Students have jumped over the first and most important figurative hurdle of higher education—choosing a school—but the next battle is actually starting classes. It’s not easy to jump from poolside relaxation that the summer months bring to brain-stimulating lectures in anatomy, public speaking or statistics…but here are some tips, from Rasmussen College to make your brain go from zero to hero.
1) Maintain a consistent sleep schedule.
Though college students are not hovered over by parental units managing their bedtime—they must still employ similar sleep hygiene from when they were a young lad or lassie. Student Success Coordinator for the Rasmussen College- Rockford, IL college campus, Mary Bracius suggests, “A week or two before school starts, train your body for your school schedule. Stay consistent with your bedtime—whether your lights are out at 9, 10 or 11 p.m.—aim for a good (and consistent) 7-8 hours of sleep.”
2) Pencil it in.
Similar to developing a sleep schedule, students should create a calendar to ensure that they are in a state of emotional homeostasis throughout the school year. Rasmussen College Student Services Coordinator Annie Goddard advises that students should, “Purchase a planner or utilize a cell phone calendar application to track and manage their schedules.” She goes on to suggest “scheduling time to study and time for yourself, just as you would block off time for an actual engagement.”

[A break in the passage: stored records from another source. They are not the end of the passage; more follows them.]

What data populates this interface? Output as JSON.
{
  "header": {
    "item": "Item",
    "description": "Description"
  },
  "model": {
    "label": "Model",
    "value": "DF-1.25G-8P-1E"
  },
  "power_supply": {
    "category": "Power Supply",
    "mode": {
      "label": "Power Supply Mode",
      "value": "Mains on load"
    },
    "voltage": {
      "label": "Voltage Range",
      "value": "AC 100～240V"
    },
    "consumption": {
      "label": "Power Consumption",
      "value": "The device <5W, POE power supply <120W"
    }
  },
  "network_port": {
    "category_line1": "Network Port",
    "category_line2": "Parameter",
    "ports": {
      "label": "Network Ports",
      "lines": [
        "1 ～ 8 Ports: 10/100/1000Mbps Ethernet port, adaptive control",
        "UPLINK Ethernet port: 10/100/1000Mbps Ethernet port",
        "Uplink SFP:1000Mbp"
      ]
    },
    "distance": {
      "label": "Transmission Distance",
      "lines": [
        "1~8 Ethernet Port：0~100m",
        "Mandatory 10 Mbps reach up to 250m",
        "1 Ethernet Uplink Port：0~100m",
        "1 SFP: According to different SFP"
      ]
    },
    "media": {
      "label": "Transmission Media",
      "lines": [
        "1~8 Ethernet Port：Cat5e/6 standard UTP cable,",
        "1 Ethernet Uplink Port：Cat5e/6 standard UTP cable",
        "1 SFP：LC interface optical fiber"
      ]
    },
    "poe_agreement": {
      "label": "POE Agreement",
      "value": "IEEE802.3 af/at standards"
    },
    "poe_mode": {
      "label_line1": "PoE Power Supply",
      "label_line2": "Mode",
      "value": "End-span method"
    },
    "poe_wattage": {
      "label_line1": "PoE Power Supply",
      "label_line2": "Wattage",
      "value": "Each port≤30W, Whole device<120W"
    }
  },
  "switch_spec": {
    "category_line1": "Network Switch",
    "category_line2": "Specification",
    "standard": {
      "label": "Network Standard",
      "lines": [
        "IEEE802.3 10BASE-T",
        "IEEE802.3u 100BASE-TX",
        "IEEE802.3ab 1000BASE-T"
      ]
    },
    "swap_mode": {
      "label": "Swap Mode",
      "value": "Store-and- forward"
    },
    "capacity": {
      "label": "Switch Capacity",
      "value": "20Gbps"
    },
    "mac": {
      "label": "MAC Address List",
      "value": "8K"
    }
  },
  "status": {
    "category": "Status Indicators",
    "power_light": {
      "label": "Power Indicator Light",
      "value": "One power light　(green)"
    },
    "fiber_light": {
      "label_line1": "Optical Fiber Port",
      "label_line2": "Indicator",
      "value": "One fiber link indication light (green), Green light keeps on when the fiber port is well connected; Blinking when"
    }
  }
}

3) Develop tools to manage stress levels.
Goddard asserts, “One instrument for success is making sure the student focuses time and energy on each of their major priorities—including school, work, and personal life. Just as human resource professionals suggest taking advantage of a vacation and tuning out work—your body and brain need the same balance between work and play as a college student.
4) Connect with peers in your major and/or classes.
Networking can apply to not only the business world—but also academia. Goddard recommends that connecting with fellow pupils is smart because it can, “Provide a net to bounce ideas around for future class projects or papers—and also gets your brain in gear for stimulating academic discussions.” If you have an undecided major, explore occupations and careers at CareerOneStop.org.
5) Buy classroom essentials.
At least three weeks before school starts, college co-eds should shop for essential supplies. Notebooks, laptops, resource books, software, lab equipment, and calculators—are all intrinsic to the classroom experience. Students shouldn’t wait until the last minute to grab college essentials because it will cause unnecessary stress.
6) Get fiscally fit.
The U.S. Department of Education suggests learning your P’s and Q’s of financial literacy. Often times in the beginning of a post-secondary education, students have a lot of bills that heap up quickly and little experience with managing money. Learning "fiscal fitness", according to the U.S. Department of Education, means practicing smart money management techniques. Educating yourself on student aid assistance, managing credit cards, watching ATM fees, and making a self-imposed budget of food and entertainment expenses are all integral aspects of fiscal fitness. Online resources, like Mymoney.gov is a great place to start learning about fiscal fitness.
7) Square away your life outside of school.
Bracius proposes students should, “Square away extraneous necessities like parking, childcare (if applicable), gym memberships, and even housing. Doing this will allow students to have stronger focus while in the classroom.” The U.S. Government provides a great list of online resources for college essentials on Students.gov.
8) Train your brain.
If you are in a job where you are not exercising your brain cells—whip out last year’s books to spark your memory with what you learned the previous academic year. Can’t find your books? Read the newspaper or engage in a debate over a news blog. “Reengaging your brain synapses prior to coming back to school can make the dreaded first week of school way easier because you are mentally on top of your game,” maintains Goddard.
U.S. Department of Education, National Center for Education Statistics. (2010). The Condition of Education 2010 (NCES 2010-028), Indicator 21. http://nces.ed.gov/programs/coe/2010/section3/indicator20.asp
U.S. Department of Education, Federal Student Aid. (2010) http://studentaid.ed.gov/students/publications/checklist/MoneyForCollege.html
U.S. Department of Education, Studets.gov. (2010) http://www.students.gov/STUGOVWebApp/Public?topicID=86&operation=topic
Career One Stop, Explore Careers. (2010) http://www.careeronestop.org/ExploreCareers/ExploreCareers.aspx